I've done the Hurley Pass crossing many times but never this late in the day (4:30pm).  Fortunately the winds were very light and the lift was light but plentiful (kinda like doing the Bridal run late in the day) so it was easy to tag the TP and not have to worry about convenience vs. inconvenience for more than about 5 minutes before it wasn't an issue anymore :)

It was time to chase the lead gaggle and the milkrun back to Owl was uneventful as was tagging the ESS at Miller.  The lower pilots approaching the ESS had some uncertainty as the 1km radius could be inside the mountain if you approach it from too low, and that time of day it's in the shade so there's not much chance of climbing out on the backside and re-trying from higher up.  I was plenty high and no issues...I actually dared to go to 3/4 bar on the transition and the glider behaved admirably and no blow-ups :)
Final glide to Bruce goal field.

I only realized later on that I did really well, coming in 9th for the day and my highest daily score for this comp.  In the end there were about 15 pilots in goal with many late-comers arriving after goal-close.  Fortunately my decision to fly Miller-Camel's Hump direct paid off in that it probably saved me 30 minutes.  It was really cool to fly that side of the valley with all the glaciers and lakes up there, and approaching Camel's Hump from the sunny side for once was rather nice.

Pemberton Canadian Nationals August 10

Another epic task!

Results can be found here.

Some of the forecasts were calling for a Whistler Express today so we opted for a cat's cradle/fishbowl-type task with multiple laps to the north.  The laps were between Goat Peak, Camel's Hump, and Owl Peak, and we had to do the laps twice before landing at the Bruce LZ for about 67km.

Looking south during lap #1.  Notice haze from forest fires.
Initially we had a race to goal format, but with the uncertain conditions (it was very milky due to upper cirrus plus a bunch of forest fire smoke and our wind technicians were sinking out) and the late start to the day, we changed things to elapsed time so pilots could get going when they wanted to, without making them wait for a race start that could be a bit late if the Whistler Express manifested.  It made for an interesting day...pilots were able to watch how other pilots were doing at the start and choose when they were going to do their own personal start, and it was a bit of cat-n-mouse game with pilots chasing other pilots, not knowing who was really in the lead.
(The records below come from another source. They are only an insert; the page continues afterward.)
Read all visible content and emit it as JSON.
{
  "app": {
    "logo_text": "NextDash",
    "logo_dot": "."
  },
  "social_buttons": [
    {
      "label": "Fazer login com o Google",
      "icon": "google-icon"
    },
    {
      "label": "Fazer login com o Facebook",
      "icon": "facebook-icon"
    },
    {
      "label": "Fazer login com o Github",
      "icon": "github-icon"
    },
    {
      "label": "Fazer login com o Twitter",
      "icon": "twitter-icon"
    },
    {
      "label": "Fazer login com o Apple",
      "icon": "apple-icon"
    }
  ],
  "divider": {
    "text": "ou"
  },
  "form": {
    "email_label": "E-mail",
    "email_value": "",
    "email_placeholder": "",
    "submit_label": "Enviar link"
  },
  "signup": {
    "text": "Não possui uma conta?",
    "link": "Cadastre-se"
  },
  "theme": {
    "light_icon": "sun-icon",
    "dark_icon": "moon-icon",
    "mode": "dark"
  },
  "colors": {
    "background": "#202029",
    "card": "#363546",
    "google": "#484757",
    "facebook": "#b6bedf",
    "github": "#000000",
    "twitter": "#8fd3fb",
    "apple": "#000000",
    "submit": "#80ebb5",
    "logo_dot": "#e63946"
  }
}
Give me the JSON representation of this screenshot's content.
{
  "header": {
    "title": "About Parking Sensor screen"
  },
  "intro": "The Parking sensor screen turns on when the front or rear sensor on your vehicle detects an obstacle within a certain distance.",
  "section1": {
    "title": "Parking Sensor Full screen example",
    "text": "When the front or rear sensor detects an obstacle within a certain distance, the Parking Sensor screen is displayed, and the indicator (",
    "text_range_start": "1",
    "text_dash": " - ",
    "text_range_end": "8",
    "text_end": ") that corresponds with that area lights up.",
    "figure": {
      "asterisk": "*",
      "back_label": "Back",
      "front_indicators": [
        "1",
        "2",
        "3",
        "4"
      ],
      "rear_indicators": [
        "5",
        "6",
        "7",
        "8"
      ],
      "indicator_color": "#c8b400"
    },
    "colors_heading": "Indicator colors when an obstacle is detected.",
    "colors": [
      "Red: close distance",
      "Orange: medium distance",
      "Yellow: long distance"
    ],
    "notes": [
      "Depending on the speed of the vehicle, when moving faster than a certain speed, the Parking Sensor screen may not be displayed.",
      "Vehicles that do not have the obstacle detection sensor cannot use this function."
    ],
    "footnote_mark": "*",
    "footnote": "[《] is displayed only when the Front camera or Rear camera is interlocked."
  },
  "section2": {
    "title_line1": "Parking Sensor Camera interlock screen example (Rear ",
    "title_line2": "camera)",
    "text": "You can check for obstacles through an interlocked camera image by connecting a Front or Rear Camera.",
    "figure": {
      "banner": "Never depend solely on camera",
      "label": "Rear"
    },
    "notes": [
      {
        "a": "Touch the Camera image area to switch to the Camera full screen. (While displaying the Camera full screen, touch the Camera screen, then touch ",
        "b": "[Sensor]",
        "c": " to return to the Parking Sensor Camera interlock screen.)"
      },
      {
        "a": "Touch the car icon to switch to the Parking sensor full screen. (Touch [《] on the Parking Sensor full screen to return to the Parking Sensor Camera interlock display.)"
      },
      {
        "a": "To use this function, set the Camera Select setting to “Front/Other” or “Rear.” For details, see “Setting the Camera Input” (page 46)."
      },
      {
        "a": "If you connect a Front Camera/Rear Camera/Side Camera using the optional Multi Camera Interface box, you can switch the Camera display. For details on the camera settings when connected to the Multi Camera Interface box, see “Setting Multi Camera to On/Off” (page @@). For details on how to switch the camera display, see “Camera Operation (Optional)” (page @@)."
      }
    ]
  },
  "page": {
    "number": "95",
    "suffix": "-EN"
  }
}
The cat's cradle format also allowed the slower pilots the chance to fly with the faster pilots, as the latter could catch up to the former during the laps with lots of thermal markers all over the area.  We also reasoned that if you could do 1 lap, you could do 2, provided you didn't run out of taskable time :)

Many pilots got high at Copper Peak and were able to tag Goat Peak, Camel's Hump and return to the MacKenzie side no problem and tank up for the Owl Peak TP before repeating the pattern.  In the end it was raining pilots into goal with something like 30 pilots landing there by the goal close of 7:30pm.  A few pilots sunk out after the Camel's Hump crossing, and several sunk out at the start, but by and large most pilots were able to finish a good chunk of the course and there were several personal bests like first time in goal and best XC distance for several novice pilots.
My new baby!

I came into goal maybe 15th or so but it's hard to know exactly until the elapsed time scores come out later on.  It was a fantastic time and we stayed in the non-windy end of the valley (it was light and variable in the goal field with pilots landing in every direction) while a small Whistler Express manifested around 7pm in Pemberton.

Tomorrow is likely the last day (Sunday is optional and at this point looking unnecessary from a comp validity point of view) so we hope to get one more good task in, perhaps using the Duffy Lake side of the valleys if the winds stay light so pilots can see what that end of Pemberton has to offer.

Denis Cortella is having another talk tonight about thermalling techniques so it's time to stop blogging and listen in ;)